*** Opening of GIVEN RECORDS ***

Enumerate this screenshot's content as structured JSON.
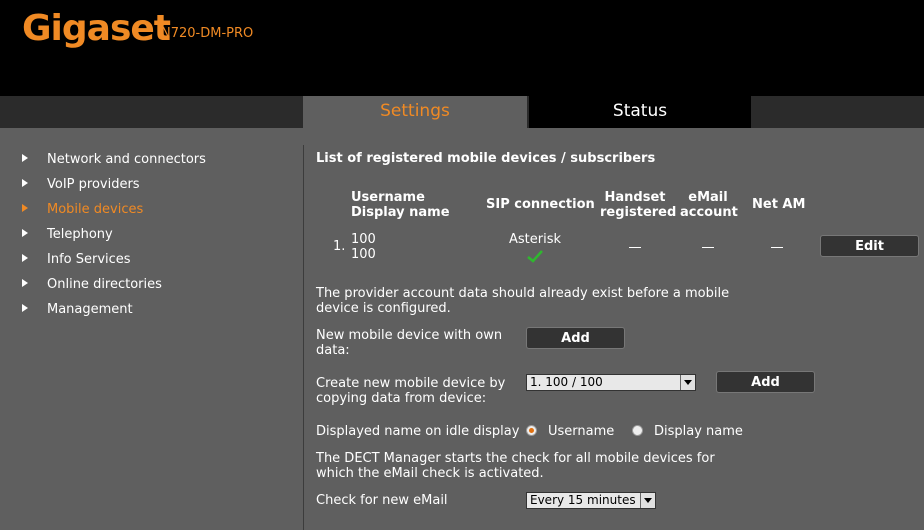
{
  "header": {
    "logo": "Gigaset",
    "model": "N720-DM-PRO"
  },
  "tabs": {
    "settings": "Settings",
    "status": "Status"
  },
  "sidebar": {
    "items": [
      {
        "label": "Network and connectors"
      },
      {
        "label": "VoIP providers"
      },
      {
        "label": "Mobile devices"
      },
      {
        "label": "Telephony"
      },
      {
        "label": "Info Services"
      },
      {
        "label": "Online directories"
      },
      {
        "label": "Management"
      }
    ]
  },
  "main": {
    "title": "List of registered mobile devices / subscribers",
    "columns": {
      "username": "Username",
      "display_name": "Display name",
      "sip": "SIP connection",
      "handset_1": "Handset",
      "handset_2": "registered",
      "email_1": "eMail",
      "email_2": "account",
      "net_am": "Net AM"
    },
    "row": {
      "index": "1.",
      "username": "100",
      "display_name": "100",
      "sip_provider": "Asterisk",
      "edit_label": "Edit"
    },
    "info_account": "The provider account data should already exist before a mobile device is configured.",
    "new_device_label": "New mobile device with own data:",
    "add_label": "Add",
    "copy_label": "Create new mobile device by copying data from device:",
    "copy_select_value": "1. 100 / 100",
    "copy_add_label": "Add",
    "idle_display_label": "Displayed name on idle display",
    "radio_username": "Username",
    "radio_display_name": "Display name",
    "info_email": "The DECT Manager starts the check for all mobile devices for which the eMail check is activated.",
    "email_check_label": "Check for new eMail",
    "email_check_value": "Every 15 minutes"
  },
  "colors": {
    "accent": "#f08a24",
    "background": "#5f5f5f",
    "check": "#2eb82e"
  }
}
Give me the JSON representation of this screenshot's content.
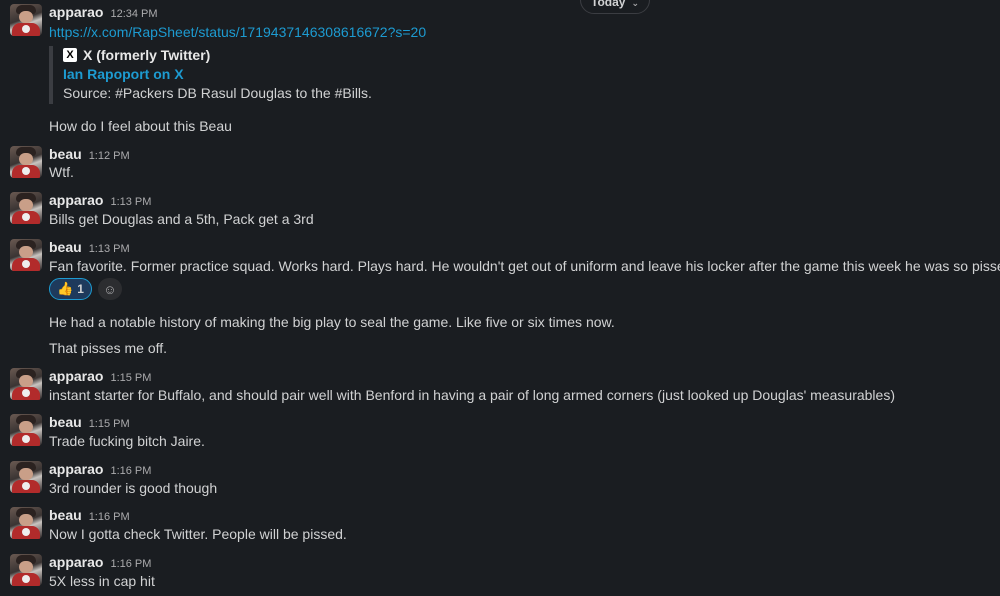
{
  "divider": {
    "label": "Today"
  },
  "messages": [
    {
      "author": "apparao",
      "time": "12:34 PM",
      "link": "https://x.com/RapSheet/status/1719437146308616672?s=20",
      "unfurl": {
        "source": "X (formerly Twitter)",
        "title": "Ian Rapoport on X",
        "body": "Source: #Packers DB Rasul Douglas to the #Bills."
      },
      "followups": [
        "How do I feel about this Beau"
      ]
    },
    {
      "author": "beau",
      "time": "1:12 PM",
      "text": "Wtf."
    },
    {
      "author": "apparao",
      "time": "1:13 PM",
      "text": "Bills get Douglas and a 5th, Pack get a 3rd"
    },
    {
      "author": "beau",
      "time": "1:13 PM",
      "text": "Fan favorite.  Former practice squad. Works hard.  Plays hard.   He wouldn't get out of uniform and leave his locker after the game this week he was so pissed.",
      "reactions": [
        {
          "emoji": "thumbs-up",
          "count": "1"
        }
      ],
      "followups": [
        "He had a notable history of making the big play to seal the game.  Like five or six times now.",
        "That pisses me off."
      ]
    },
    {
      "author": "apparao",
      "time": "1:15 PM",
      "text": "instant starter for Buffalo, and should pair well with Benford in having a pair of long armed corners (just looked up Douglas' measurables)"
    },
    {
      "author": "beau",
      "time": "1:15 PM",
      "text": "Trade fucking bitch Jaire."
    },
    {
      "author": "apparao",
      "time": "1:16 PM",
      "text": "3rd rounder is good though"
    },
    {
      "author": "beau",
      "time": "1:16 PM",
      "text": "Now I gotta check Twitter.  People will be pissed."
    },
    {
      "author": "apparao",
      "time": "1:16 PM",
      "text": "5X less in cap hit"
    }
  ]
}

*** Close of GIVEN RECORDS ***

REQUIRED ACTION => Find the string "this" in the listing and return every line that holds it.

SOLUTION =>
Enumerate this screenshot's content as structured JSON.
Give me the JSON representation of this screenshot's content.
        "How do I feel about this Beau"
      "text": "Fan favorite.  Former practice squad. Works hard.  Plays hard.   He wouldn't get out of uniform and leave his locker after the game this week he was so pissed.",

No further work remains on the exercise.